Sunday, February 1, 2009
Thursday, Jan. 22 - Back at Collinville factories to shoot a row of wheels and gears that control the flow of canal water. On my previous visit (1/14), a week earlier, in the mid-afternoon, I had noticed that the low, winter sun articulated the forms and surfaces of this equipment clearly. I noted also that the good light ended when the sun moved behind a mill building at about 3 PM. This time I was on the spot by 1:15, and the skies were clear.
The equipment might have been 50 or even 150 years old. It had been painted, stripped, and repainted many times. In between paintings it had sometimes rusted, and it was now mostly ignored. As a result, the ancient steel castings were taking on the look of organic things.
Up close, I thought, they seemed a mystery of the stone age. I had brought a set of close-up lenses (sometimes called "diopters") as I wanted to get in closer than my macro lens permitted. At some point I need to compare the results through these lenses with results through extension tubes. Close-up lenses are far easier to manipulate.
A number of experiments suggested a single +4 diopter lens would get me in to where I thought I should be to make the most of the textures. I took a number of shots around the pin that attaches a crank handle to a heavy rod. I moved on to gears nearby but quickly concluded I wasn't feeling it and moved on.

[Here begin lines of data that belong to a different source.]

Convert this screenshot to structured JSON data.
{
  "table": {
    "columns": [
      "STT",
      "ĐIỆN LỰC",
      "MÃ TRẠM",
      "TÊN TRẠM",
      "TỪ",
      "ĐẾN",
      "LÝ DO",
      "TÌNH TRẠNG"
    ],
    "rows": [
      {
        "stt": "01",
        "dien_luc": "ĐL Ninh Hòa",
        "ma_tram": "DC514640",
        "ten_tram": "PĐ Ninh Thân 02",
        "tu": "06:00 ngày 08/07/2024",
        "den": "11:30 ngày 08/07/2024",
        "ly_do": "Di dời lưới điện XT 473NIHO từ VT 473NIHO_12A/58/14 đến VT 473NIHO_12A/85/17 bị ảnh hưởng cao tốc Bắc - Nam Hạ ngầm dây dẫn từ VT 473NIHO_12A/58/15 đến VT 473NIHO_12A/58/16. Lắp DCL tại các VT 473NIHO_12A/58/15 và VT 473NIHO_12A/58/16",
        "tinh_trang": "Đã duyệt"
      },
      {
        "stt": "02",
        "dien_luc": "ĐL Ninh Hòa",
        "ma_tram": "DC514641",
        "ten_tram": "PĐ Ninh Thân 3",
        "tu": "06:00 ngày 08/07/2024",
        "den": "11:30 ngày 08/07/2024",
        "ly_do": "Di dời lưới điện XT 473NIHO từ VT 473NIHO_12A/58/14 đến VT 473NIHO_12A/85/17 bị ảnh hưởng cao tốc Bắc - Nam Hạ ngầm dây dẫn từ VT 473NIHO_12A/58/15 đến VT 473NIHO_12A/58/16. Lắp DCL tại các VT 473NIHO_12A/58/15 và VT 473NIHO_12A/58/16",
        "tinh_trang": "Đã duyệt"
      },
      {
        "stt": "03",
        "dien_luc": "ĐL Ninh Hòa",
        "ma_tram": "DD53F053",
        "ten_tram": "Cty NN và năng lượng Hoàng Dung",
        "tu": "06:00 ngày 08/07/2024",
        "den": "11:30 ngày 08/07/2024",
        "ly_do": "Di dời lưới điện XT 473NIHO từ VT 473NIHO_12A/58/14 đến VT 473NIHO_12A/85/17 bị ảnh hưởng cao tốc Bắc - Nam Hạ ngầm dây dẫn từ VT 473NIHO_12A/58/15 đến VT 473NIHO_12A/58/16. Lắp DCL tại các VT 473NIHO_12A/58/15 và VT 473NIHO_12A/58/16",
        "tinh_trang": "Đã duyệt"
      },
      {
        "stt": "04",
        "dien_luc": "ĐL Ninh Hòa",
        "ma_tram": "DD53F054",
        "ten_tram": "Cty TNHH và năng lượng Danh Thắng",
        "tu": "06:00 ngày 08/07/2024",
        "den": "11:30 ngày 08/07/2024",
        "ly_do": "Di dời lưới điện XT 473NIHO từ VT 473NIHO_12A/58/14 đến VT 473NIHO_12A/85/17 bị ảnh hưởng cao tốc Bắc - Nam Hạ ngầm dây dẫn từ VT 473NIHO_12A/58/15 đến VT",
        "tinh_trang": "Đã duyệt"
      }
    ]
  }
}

The sluice gates were hidden out of site, but there must be 6 of them, each operated by a nearly identical set of wheels and gears. The sets were lined up, and, in addition to close-ups, I was interested in creating compositions that played on the repetitions. The framing possibilities seemed infinite, and I explored a number of angles, heights, and distances through my 103mm macro lens. In some of the deeper shots I explored leading the eye to indistinctness by limiting depth of field. The more I shot, the more I became aware of the shadows and opportunities to lead the eye to silhouettes. The use of these shadows in compositions is worthy of further exploration.